Then the cooking process loosens the fibres, melts the connective tissue into gelatine, which makes for a softer mouthfeel, renders any pockets or ribbons of fat in the flesh, and uses that liquified fat to spread the smoky flavor throughout the meat.
Perfectly cooked ribs should be good eats for Grandpa, even on days when he’s forgotten to bring his teeth to the table.
All The Rest Of The Meats
There are of course hundreds of other smoking options – we touched on some of them at the start. Smoked chicken and turkey are popular all year round in the US, but particularly in winter, when the smoked flavour keys in to festive memories of fires and warmth in a cold world.
Smoked salmon graces every boardroom in the land when big deals are struck. You can smoke venison too, for storage through a lean season as much as to improve the flavor. Venison, like many gamey meats, has the strength of flavor to stand up to and embrace the smoking process.
Overall though, the two kings of meat for smoking are pork and beef. Pork offers a whole myriad of ways to take on new flavors and textures with smoke.
Beef leads with its tougher cuts, the more tender meat being usually better when exposed to simpler cooking and preparation methods.
Best Meats to Smoke Takeaways
So what have we learned about the best meats for smoking?
- You can smoke any meat you have to hand, but the more delicate its native flavor, the cleverer you have to be in the smoking process to enhance, rather than to overpower, that flavor.
- The best meat for smoking is frequently meat that otherwise would be more difficult or less palatable to eat. Smoking – and then the slower cooking process – turns these harder cuts into tender flavor bombs
- Stronger flavored meats withstand the rigors of the smoking process better than delicate ones.
Ultimately, as the saying is, smoke ’em if you’ve got ’em – with a little skill and the right wood chips, there’s not a meat that can’t be enhanced with a smoky flavor.

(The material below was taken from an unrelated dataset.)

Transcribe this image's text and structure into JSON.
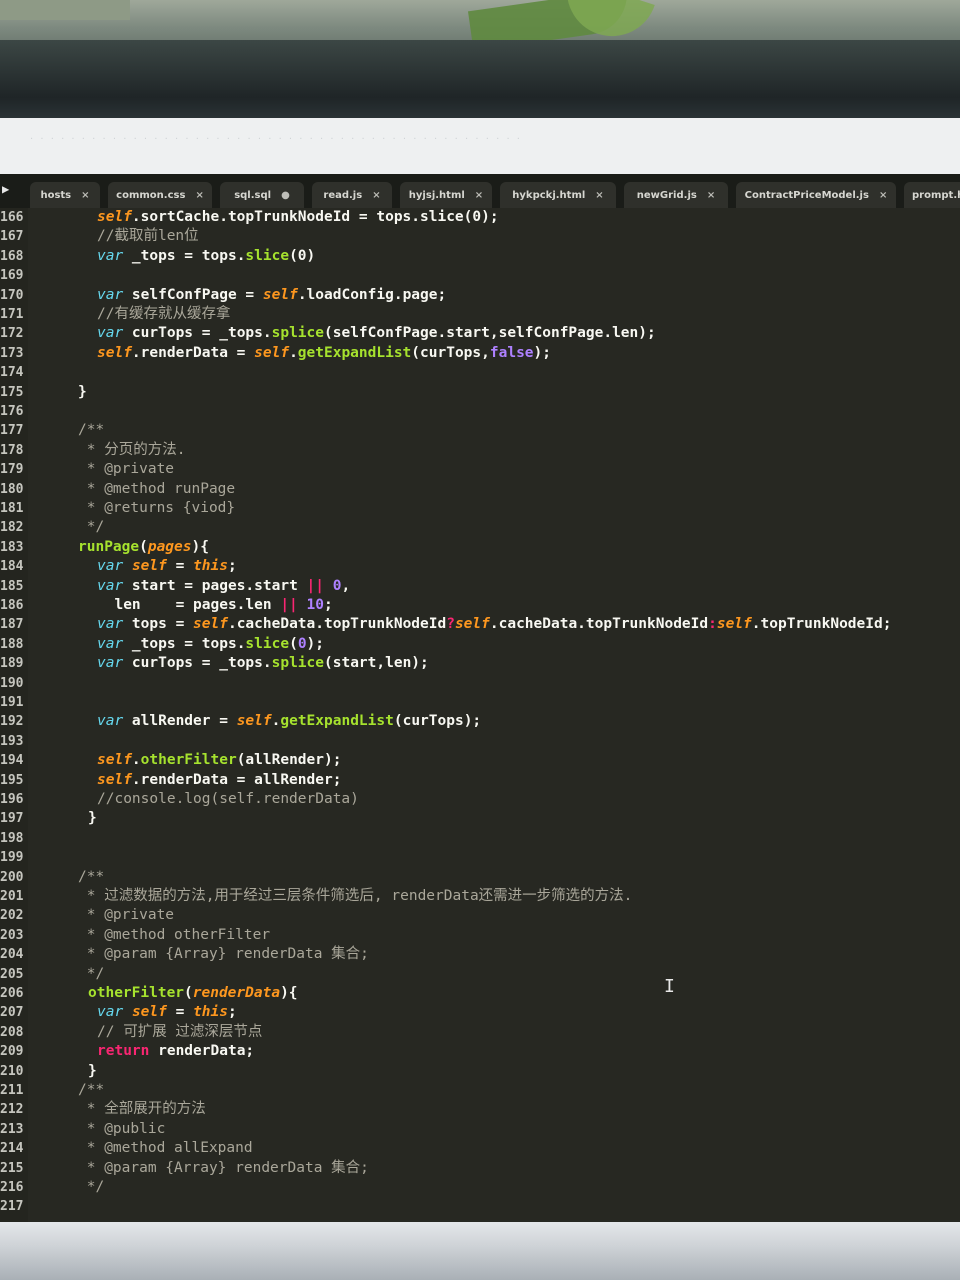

But if you’re looking for the kings of the smoked meat world, then brisket, pork butt, and ribs have got you covered with lip-smacking, nose-twitching pleasure.